Earlier, we told you about the reasons to get an ssl certificate. We even included links to godaddy ssl coupon websites so that you have everything you need to make your website as secure as possible. If you didn’t, then here’s another resource for a godaddy ssl coupon from VPS coupons. But even if you secure your website, is your TV safe? How about your DVD player? These new devices that have access to the internet are referred to as the ‘internet of things‘. And they have already demonstrated that they can be manipulated to wreak havoc on our daily life by hackers.
The IoT and Business Security: Is The Worst Yet To Come?
The Dyn attack of late 2016 was a wake-up call for Internet of Things security. It was a warning to the world that there really wasn’t any. Smart devices by and large have thus far been made with security specs that would be completely unacceptable on a mobile device or computer system. For example, default unchangeable factory-set passwords, an inability to receive firmware patches to address known exploits, and passing of data in plain text are all very much the norm on these devices.
The attack involved turning these devices into “zombies” and collectively harnessing their ability to request data in order to shut down other websites. While that’s certainly something that no one wants to happen, businesses may not have seen the immediate threat to their own devices being hacked. If business IoT devices are connected to either the business network or to individual computers, however, their lack of security represents a potentially easy infiltration point for hackers to further burrow into those systems.
Given the general state of IoT security, it’s actually surprising that there hasn’t been a large-scale high-profile attack comparable to the one on Dyn but with IoT devices as the doorway by which hackers breach a network and steal mass amounts of private data.

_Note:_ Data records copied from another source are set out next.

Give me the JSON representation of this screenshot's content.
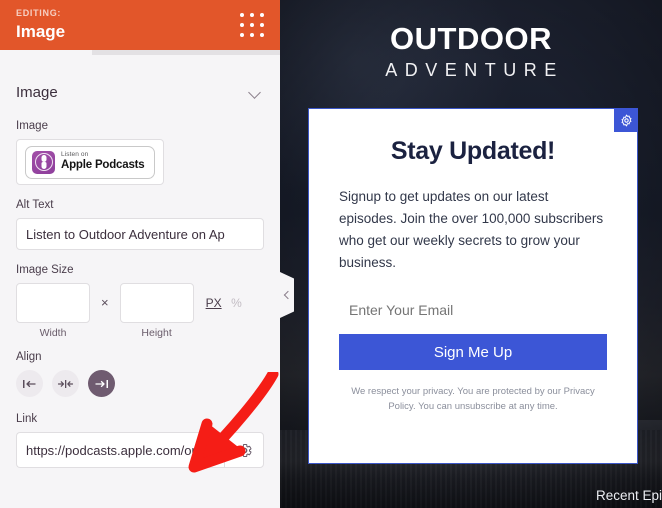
{
  "sidebar": {
    "header": {
      "editing_label": "EDITING:",
      "editing_title": "Image",
      "drag_handle_icon": "grid-dots-icon"
    },
    "accordion": {
      "title": "Image",
      "chevron_icon": "chevron-down-icon"
    },
    "image_field": {
      "label": "Image",
      "badge_listen_on": "Listen on",
      "badge_name": "Apple Podcasts",
      "badge_icon": "apple-podcasts-icon"
    },
    "alt_text_field": {
      "label": "Alt Text",
      "value": "Listen to Outdoor Adventure on Ap",
      "placeholder": "Alt Text"
    },
    "image_size_field": {
      "label": "Image Size",
      "width_value": "",
      "width_caption": "Width",
      "height_value": "",
      "height_caption": "Height",
      "separator": "×",
      "unit_px": "PX",
      "unit_percent": "%",
      "unit_active": "PX"
    },
    "align_field": {
      "label": "Align",
      "options": [
        {
          "name": "align-left",
          "icon": "align-left-icon",
          "active": false
        },
        {
          "name": "align-center",
          "icon": "align-center-icon",
          "active": false
        },
        {
          "name": "align-right",
          "icon": "align-right-icon",
          "active": true
        }
      ]
    },
    "link_field": {
      "label": "Link",
      "value": "https://podcasts.apple.com/ou",
      "placeholder": "https://",
      "settings_icon": "gear-icon"
    },
    "colors": {
      "header_orange": "#e2562a",
      "panel_bg": "#f6f5f7",
      "active_purple": "#6f5b70"
    }
  },
  "annotation": {
    "arrow_icon": "red-arrow-icon",
    "arrow_color": "#f51d16"
  },
  "preview": {
    "collapse_handle_icon": "chevron-left-icon",
    "brand": {
      "line1": "OUTDOOR",
      "line2": "ADVENTURE"
    },
    "optin": {
      "title": "Stay Updated!",
      "body": "Signup to get updates on our latest episodes. Join the over 100,000 subscribers who get our weekly secrets to grow your business.",
      "email_placeholder": "Enter Your Email",
      "submit_label": "Sign Me Up",
      "fine_print": "We respect your privacy. You are protected by our Privacy Policy. You can unsubscribe at any time.",
      "settings_icon": "gear-icon",
      "accent_color": "#3c56d6"
    },
    "recent_episodes_heading": "Recent Episodes"
  }
}
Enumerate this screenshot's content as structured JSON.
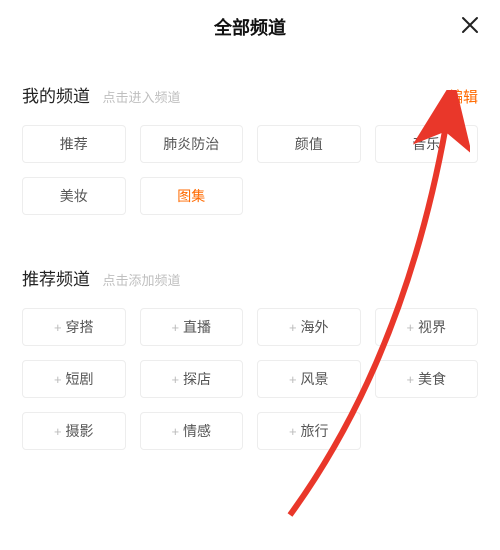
{
  "header": {
    "title": "全部频道"
  },
  "my_channels": {
    "title": "我的频道",
    "hint": "点击进入频道",
    "edit": "编辑",
    "items": [
      {
        "label": "推荐",
        "active": false
      },
      {
        "label": "肺炎防治",
        "active": false
      },
      {
        "label": "颜值",
        "active": false
      },
      {
        "label": "音乐",
        "active": false
      },
      {
        "label": "美妆",
        "active": false
      },
      {
        "label": "图集",
        "active": true
      }
    ]
  },
  "recommended_channels": {
    "title": "推荐频道",
    "hint": "点击添加频道",
    "items": [
      {
        "label": "穿搭"
      },
      {
        "label": "直播"
      },
      {
        "label": "海外"
      },
      {
        "label": "视界"
      },
      {
        "label": "短剧"
      },
      {
        "label": "探店"
      },
      {
        "label": "风景"
      },
      {
        "label": "美食"
      },
      {
        "label": "摄影"
      },
      {
        "label": "情感"
      },
      {
        "label": "旅行"
      }
    ]
  },
  "colors": {
    "accent": "#ff6a00",
    "arrow": "#e9372a"
  }
}
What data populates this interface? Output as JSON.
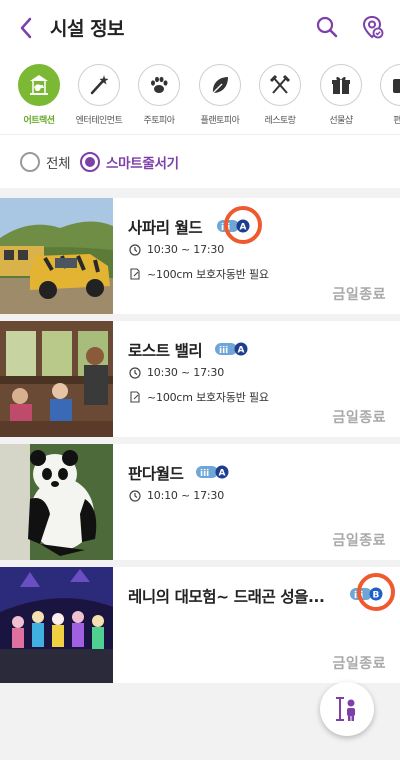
{
  "header": {
    "title": "시설 정보",
    "accent": "#7d3fa8"
  },
  "categories": [
    {
      "label": "어트랙션",
      "icon": "carousel-icon",
      "active": true
    },
    {
      "label": "엔터테인먼트",
      "icon": "magic-wand-icon",
      "active": false
    },
    {
      "label": "주토피아",
      "icon": "paw-icon",
      "active": false
    },
    {
      "label": "플랜토피아",
      "icon": "leaf-icon",
      "active": false
    },
    {
      "label": "레스토랑",
      "icon": "utensils-icon",
      "active": false
    },
    {
      "label": "선물샵",
      "icon": "gift-icon",
      "active": false
    },
    {
      "label": "편의",
      "icon": "convenience-icon",
      "active": false
    }
  ],
  "filter": {
    "all_label": "전체",
    "smart_label": "스마트줄서기",
    "selected": "smart"
  },
  "facilities": [
    {
      "name": "사파리 월드",
      "badge": "A",
      "time": "10:30 ~ 17:30",
      "note": "~100cm 보호자동반 필요",
      "status": "금일종료"
    },
    {
      "name": "로스트 밸리",
      "badge": "A",
      "time": "10:30 ~ 17:30",
      "note": "~100cm 보호자동반 필요",
      "status": "금일종료"
    },
    {
      "name": "판다월드",
      "badge": "A",
      "time": "10:10 ~ 17:30",
      "note": "",
      "status": "금일종료"
    },
    {
      "name": "레니의 대모험~ 드래곤 성을...",
      "badge": "B",
      "time": "",
      "note": "",
      "status": "금일종료"
    }
  ],
  "colors": {
    "brand_green": "#7bb934",
    "brand_purple": "#7d3fa8",
    "highlight": "#ee5a2e",
    "badge_navy": "#1f3d8f",
    "badge_light": "#6fa6d8"
  }
}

This is a major security concern for all types of businesses, even those in the “small to medium” categorization. The lack of ability to patch or address vulnerabilities in these devices mean that hackers have a reliable open door once one is found.
Unfortunately, most of the solution to this issue is on the manufacturer’s end. Manufacturers simply have to commit to taking IoT device security more seriously, and both business and residential consumers can help move things along by being more selective of what they purchase. In the interim, if businesses absolutely need to use IoT devices that are lacking in necessary security protections, the best option is to keep them on a separate network that has no contact with the rest of the business systems.